Business Advisory

Arguably one of the most important factors. Given their perspective over your finances, business and market environment, accountants can offer a high level of insight across the board, for everything from business and marketing plans to retirement planning. Let’s look at this in more detail in the next section.

An accountant can find out exactly what you’re entitled to that you may not know about, and ensure your money is working as hard as it possibly can.

Beyond compliance

A quality accountancy practice offers more than just financial records, reports and compliance. Once all that is sorted, the fun stuff (honestly!) really begins. Having worked with hundreds of businesses, they have the expertise and experience to offer valuable insights and realistic advice on what a business needs to do to develop and grow. The best kind of accountancy firms also offer access to business advisers who aren’t necessarily accountants, but are experienced business experts themselves. This gives you the benefit of not only the adviser’s knowledge and skills, but they can give it additional force and direction with actual figures and informed projections from an accountancy perspective.

A good business advisory team answers questions you didn’t know you needed to ask.
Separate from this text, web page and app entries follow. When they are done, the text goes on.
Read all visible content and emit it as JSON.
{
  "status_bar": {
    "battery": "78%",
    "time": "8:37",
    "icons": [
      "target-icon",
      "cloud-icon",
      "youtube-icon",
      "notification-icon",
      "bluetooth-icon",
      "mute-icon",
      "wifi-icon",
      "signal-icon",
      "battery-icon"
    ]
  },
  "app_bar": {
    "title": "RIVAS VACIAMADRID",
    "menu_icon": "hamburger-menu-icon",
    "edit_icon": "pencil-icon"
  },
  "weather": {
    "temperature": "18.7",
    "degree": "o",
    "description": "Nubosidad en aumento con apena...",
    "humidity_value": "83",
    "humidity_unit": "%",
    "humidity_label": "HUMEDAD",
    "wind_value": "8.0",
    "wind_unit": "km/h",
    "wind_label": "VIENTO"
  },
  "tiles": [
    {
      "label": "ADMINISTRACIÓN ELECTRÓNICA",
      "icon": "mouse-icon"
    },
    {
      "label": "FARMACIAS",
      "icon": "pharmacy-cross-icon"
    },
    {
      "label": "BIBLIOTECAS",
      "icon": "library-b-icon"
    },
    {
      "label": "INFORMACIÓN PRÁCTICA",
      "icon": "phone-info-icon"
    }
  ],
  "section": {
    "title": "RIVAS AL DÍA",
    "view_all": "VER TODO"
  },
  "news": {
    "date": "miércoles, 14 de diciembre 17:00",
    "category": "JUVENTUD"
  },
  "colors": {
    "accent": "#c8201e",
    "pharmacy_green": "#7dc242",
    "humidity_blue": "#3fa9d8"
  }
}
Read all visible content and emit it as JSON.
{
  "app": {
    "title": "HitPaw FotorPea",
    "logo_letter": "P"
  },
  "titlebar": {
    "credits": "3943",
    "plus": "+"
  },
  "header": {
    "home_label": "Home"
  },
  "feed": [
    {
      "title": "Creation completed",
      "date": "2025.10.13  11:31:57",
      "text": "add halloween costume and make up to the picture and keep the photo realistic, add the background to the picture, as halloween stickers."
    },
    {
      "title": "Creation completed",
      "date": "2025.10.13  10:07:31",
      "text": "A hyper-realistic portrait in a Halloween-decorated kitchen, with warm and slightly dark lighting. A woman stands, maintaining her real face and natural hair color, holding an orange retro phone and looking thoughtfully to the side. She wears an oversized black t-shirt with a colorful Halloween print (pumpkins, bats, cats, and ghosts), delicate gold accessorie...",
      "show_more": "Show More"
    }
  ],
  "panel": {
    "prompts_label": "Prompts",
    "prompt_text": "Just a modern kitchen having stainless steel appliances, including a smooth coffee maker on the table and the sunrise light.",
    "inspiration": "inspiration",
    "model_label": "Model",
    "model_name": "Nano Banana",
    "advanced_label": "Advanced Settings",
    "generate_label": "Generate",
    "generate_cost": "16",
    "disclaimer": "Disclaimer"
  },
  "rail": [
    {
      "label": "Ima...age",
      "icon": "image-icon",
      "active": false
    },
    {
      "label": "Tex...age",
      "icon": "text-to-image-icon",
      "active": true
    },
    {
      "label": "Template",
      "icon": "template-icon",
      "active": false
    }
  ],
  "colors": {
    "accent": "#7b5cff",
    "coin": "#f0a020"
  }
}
They can help you with:

Whatever business stage you’re in, professional advice is invaluable. Even before the business starts, an independent, qualified professional outlook is key to reviewing business data, and provides insight on cash flow, profit forecasts and performance to ensure your business decisions are well-informed and based on evidence, not just gut feel or luck.

For example, businesses can have many different types of legal structures. An accountant can advise on whether your particular operation would be best operating as a sole trader, a limited company, a limited liability partnership or a partnership, and help you avoid any legal issue concerns. They can help you prepare for and source funding and investment and advise, for example, on the best loans, overdrafts, and opportunities for your specific business situation. 
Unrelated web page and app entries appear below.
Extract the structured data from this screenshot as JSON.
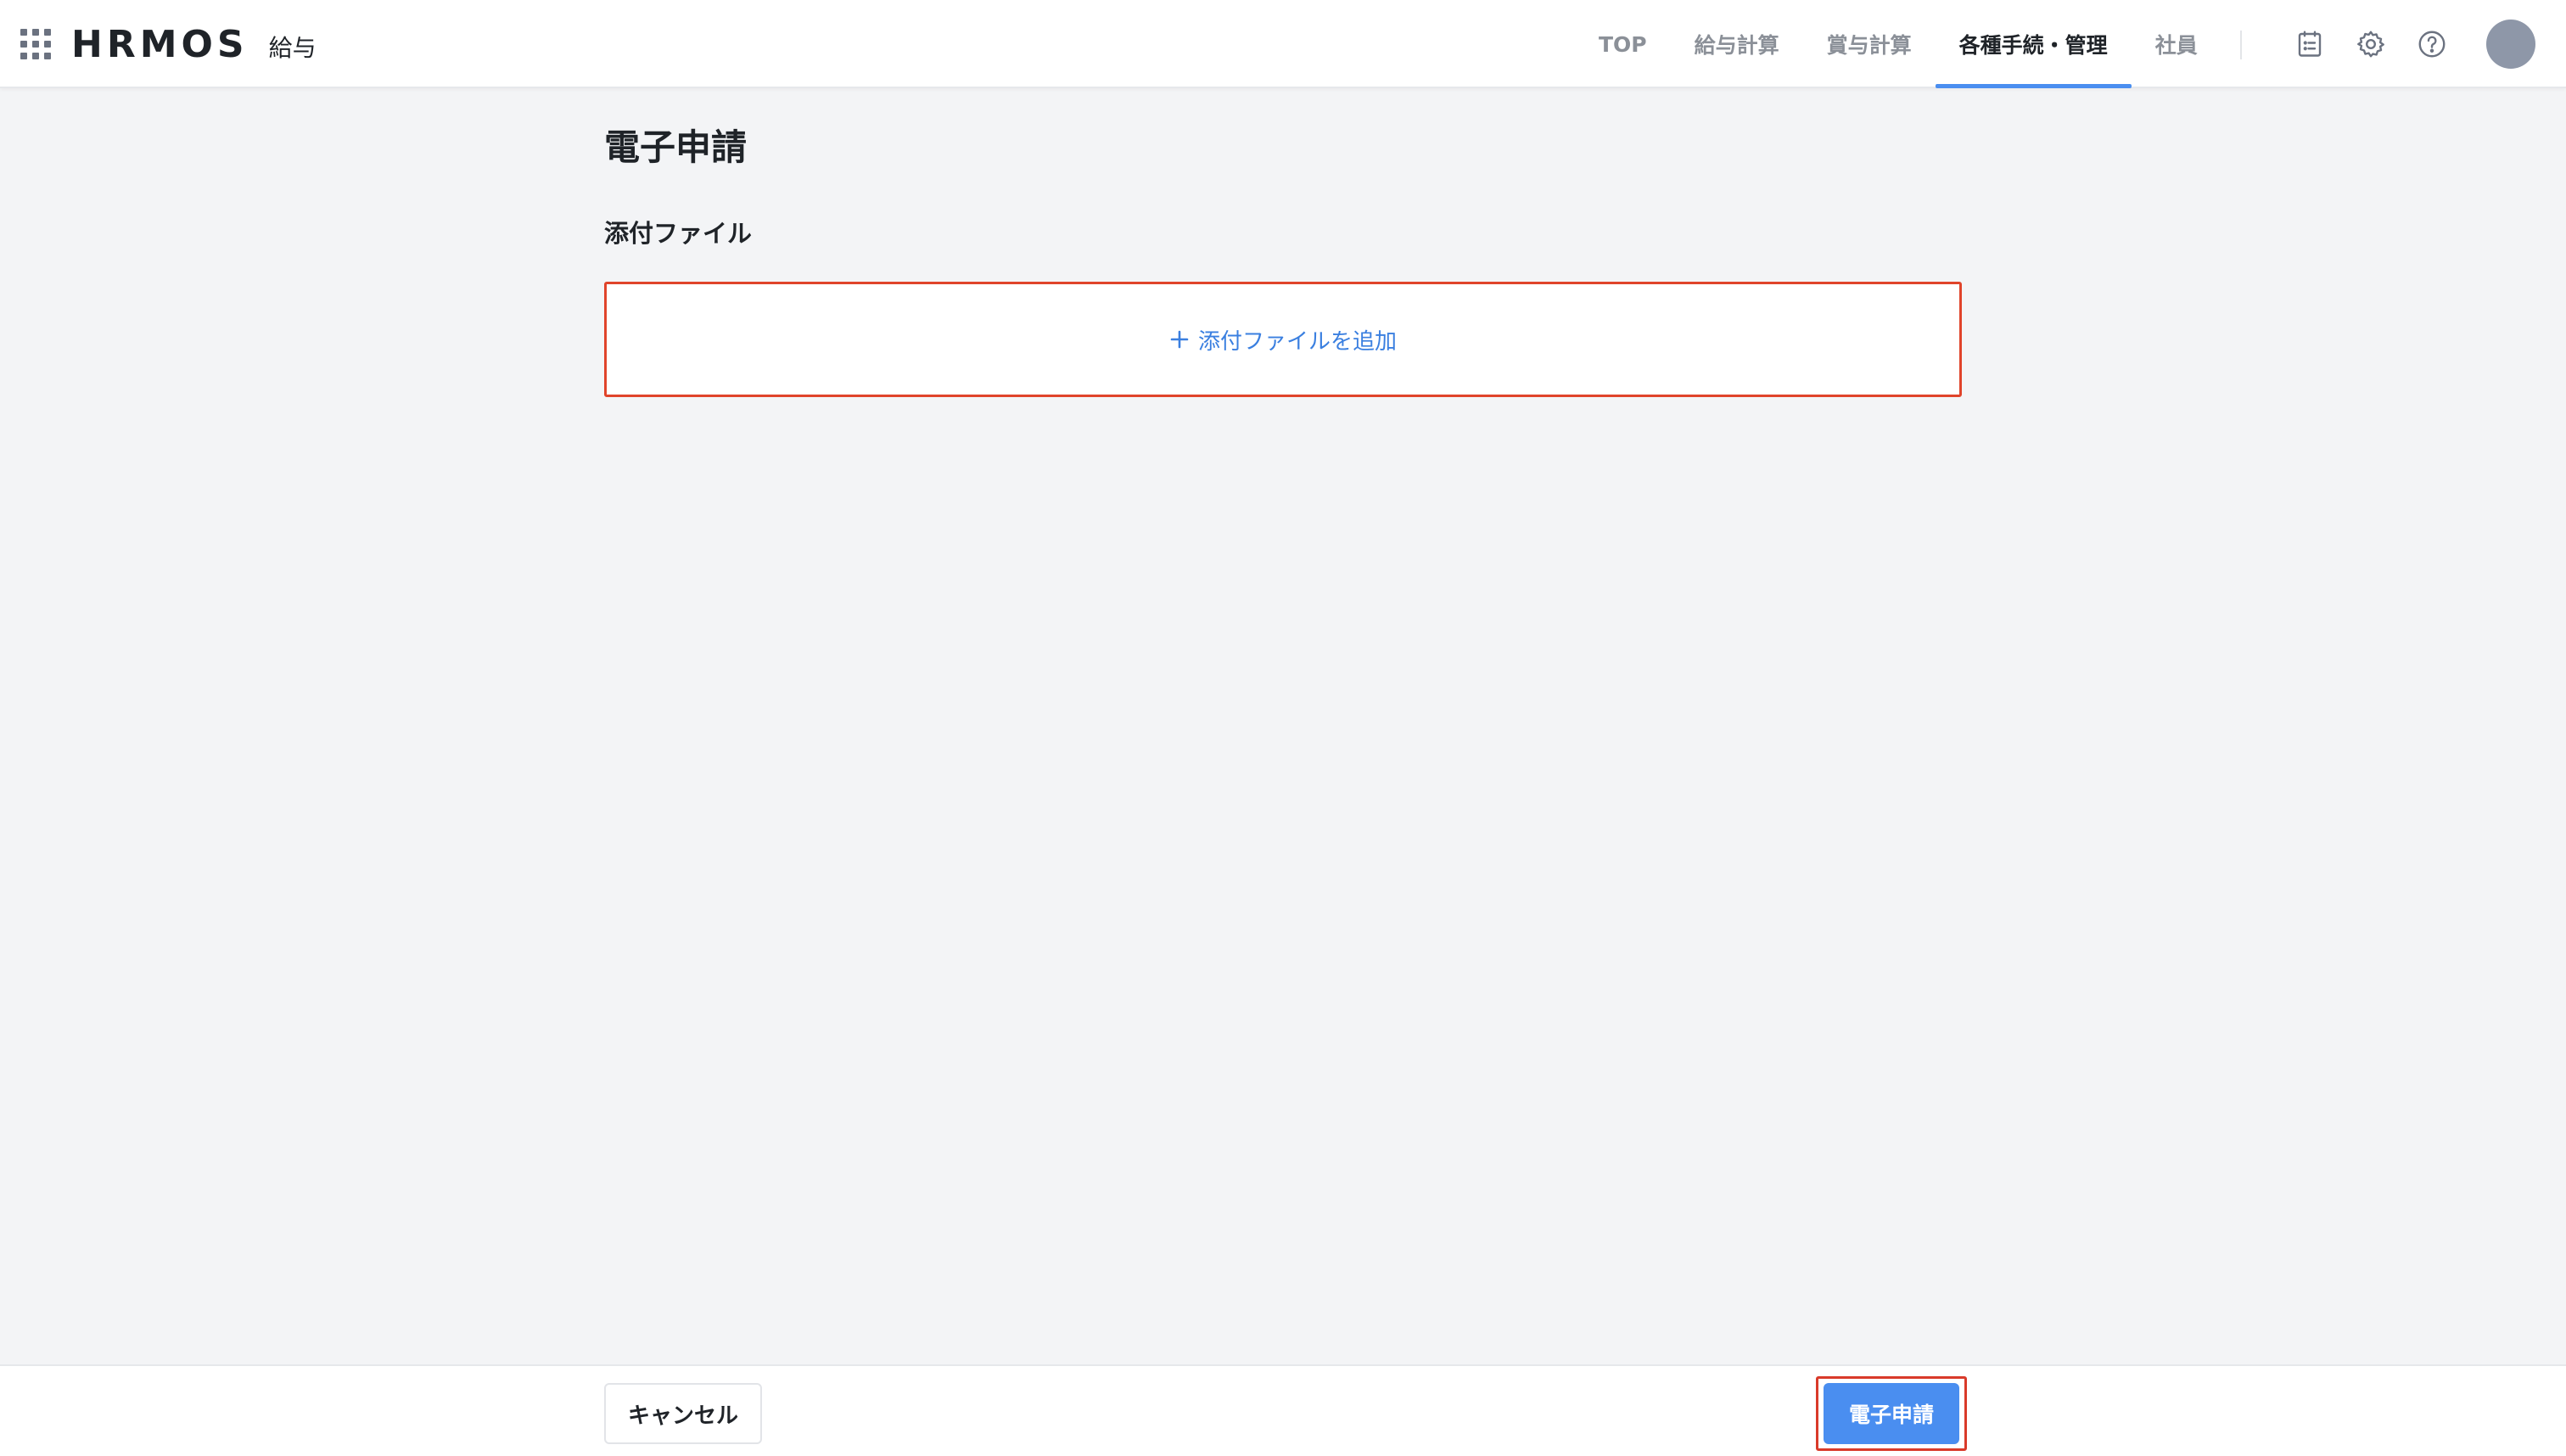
{
  "header": {
    "logo_text": "HRMOS",
    "product_name": "給与",
    "nav": [
      {
        "label": "TOP",
        "active": false
      },
      {
        "label": "給与計算",
        "active": false
      },
      {
        "label": "賞与計算",
        "active": false
      },
      {
        "label": "各種手続・管理",
        "active": true
      },
      {
        "label": "社員",
        "active": false
      }
    ],
    "icons": [
      "app-grid-icon",
      "task-list-icon",
      "settings-gear-icon",
      "help-circle-icon"
    ]
  },
  "main": {
    "page_title": "電子申請",
    "attachments": {
      "section_title": "添付ファイル",
      "add_label": "添付ファイルを追加"
    }
  },
  "footer": {
    "cancel_label": "キャンセル",
    "submit_label": "電子申請"
  },
  "colors": {
    "accent": "#4a8ef0",
    "link": "#3a7fe0",
    "highlight_border": "#e0442b",
    "background": "#f3f4f6"
  }
}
Helping hand
Helping hand:

Accountants can offer far more than you'd think. Make sure, when approaching an accountant, that you ask about other services they can offer.
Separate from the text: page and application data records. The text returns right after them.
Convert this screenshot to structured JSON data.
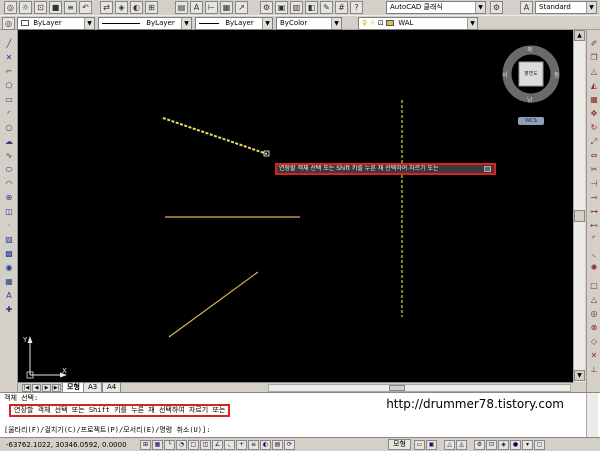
{
  "toolbar": {
    "layer_value": "ByLayer",
    "linetype_value": "ByLayer",
    "lineweight_value": "ByLayer",
    "color_value": "ByColor",
    "workspace_value": "AutoCAD 클래식",
    "style_value": "Standard",
    "current_layer": "WAL"
  },
  "viewcube": {
    "north": "북",
    "south": "남",
    "east": "동",
    "west": "서",
    "face": "평면도",
    "wcs_label": "WCS"
  },
  "tooltip": {
    "text": "연장할 객체 선택 또는 Shift 키를 누른 채 선택하여 자르기 또는"
  },
  "layout_tabs": [
    {
      "label": "모형"
    },
    {
      "label": "A3"
    },
    {
      "label": "A4"
    }
  ],
  "command": {
    "history_line": "객체 선택:",
    "prompt_line": "연장할 객체 선택 또는 Shift 키를 누른 채 선택하여 자르기 또는",
    "options_line": "[울타리(F)/걸치기(C)/프로젝트(P)/모서리(E)/명령 취소(U)]:"
  },
  "watermark": "http://drummer78.tistory.com",
  "status": {
    "coordinates": "-63762.1022, 30346.0592, 0.0000",
    "model_button": "모형"
  },
  "colors": {
    "canvas": "#000000",
    "entity": "#d8b84a",
    "selected_entity": "#e8e060",
    "highlight_frame": "#e0201c"
  }
}
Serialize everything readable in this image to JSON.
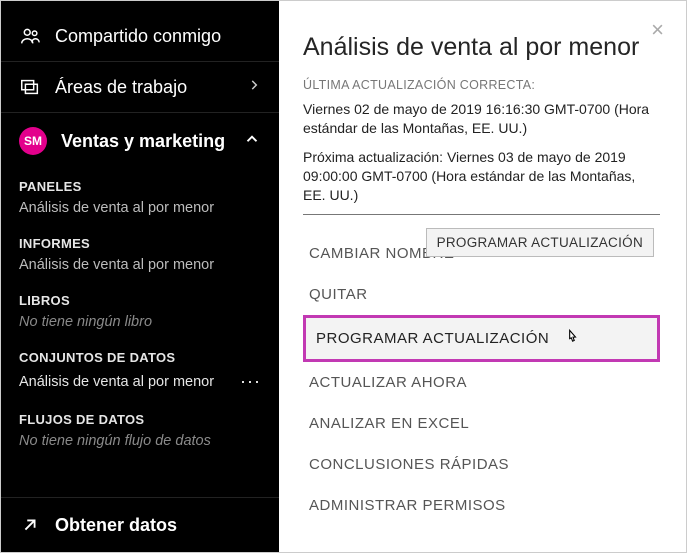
{
  "sidebar": {
    "shared": "Compartido conmigo",
    "workspaces_label": "Áreas de trabajo",
    "active_workspace": {
      "badge": "SM",
      "name": "Ventas y marketing"
    },
    "sections": {
      "panels": {
        "header": "PANELES",
        "item": "Análisis de venta al por menor"
      },
      "reports": {
        "header": "INFORMES",
        "item": "Análisis de venta al por menor"
      },
      "workbooks": {
        "header": "LIBROS",
        "empty": "No tiene ningún libro"
      },
      "datasets": {
        "header": "CONJUNTOS DE DATOS",
        "item": "Análisis de venta al por menor"
      },
      "dataflows": {
        "header": "FLUJOS DE DATOS",
        "empty": "No tiene ningún flujo de datos"
      }
    },
    "get_data": "Obtener datos"
  },
  "panel": {
    "title": "Análisis de venta al por menor",
    "last_refresh_label": "ÚLTIMA ACTUALIZACIÓN CORRECTA:",
    "last_refresh_value": "Viernes 02 de mayo de 2019 16:16:30 GMT-0700 (Hora estándar de las Montañas, EE. UU.)",
    "next_refresh_value": "Próxima actualización: Viernes 03 de mayo de 2019 09:00:00 GMT-0700 (Hora estándar de las Montañas, EE. UU.)",
    "tooltip": "PROGRAMAR ACTUALIZACIÓN",
    "menu": {
      "rename": "CAMBIAR NOMBRE",
      "remove": "QUITAR",
      "schedule_refresh": "PROGRAMAR ACTUALIZACIÓN",
      "refresh_now": "ACTUALIZAR AHORA",
      "analyze_excel": "ANALIZAR EN EXCEL",
      "quick_insights": "CONCLUSIONES RÁPIDAS",
      "manage_permissions": "ADMINISTRAR PERMISOS"
    }
  }
}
Once you’re up and running, an accountant can advise on how you can maintain your successful operation. As a business grows, finances can soon become complex. Without an accountant, it can be difficult to stay in control of debtors and creditors, on top of all legalities and compliance requirements, as well as running the business. Tax legislation is complex and ever-changing, making it difficult for a business owner to manage themselves. With an accountant, you can enjoy the peace-of-mind of knowing that your business is always compliant, and you are always making the most of any potential savings available.

Accountants save business owners much-needed cash every year. They can use their expertise and knowledge in allowable expenses and tax regulations to minimise the amount of tax businesses have to pay. A service that many good accountancy practices offer is helping you put a Virtual Finance Controller or Virtual Finance Director in place, even if it's just for a couple of hours each month. These are invaluable to a business, helping plan, track and monitor budgets to make savings. 

The best part is that as well as dealing with all the issues listed above, having an accountant in place frees up time for you to focus on your business. Most small business owners are looking to save money and think they can’t afford an accountant. This may be true, but for many, it’s important to look at the bigger picture and consider just how much your own time is worth. It may be that it’s better to pay for a few hours of an accountants’ time and have the confidence it has been done correctly by experts, than spend 10 hours of your own time struggling over it – with the risk you’ve made errors.

About the author

Carl Reader is a highly-successful entrepreneur, heading up d&t, a multi-award winning, mid-tier accountancy firm, and co-founder of TaxGo, a disruptive fintech startup in the gig economy space. Carl is widely regarded as a leading business advisor and author, specialising in startups and small businesses and is in demand to speak internationally on a broad range of business and management subjects.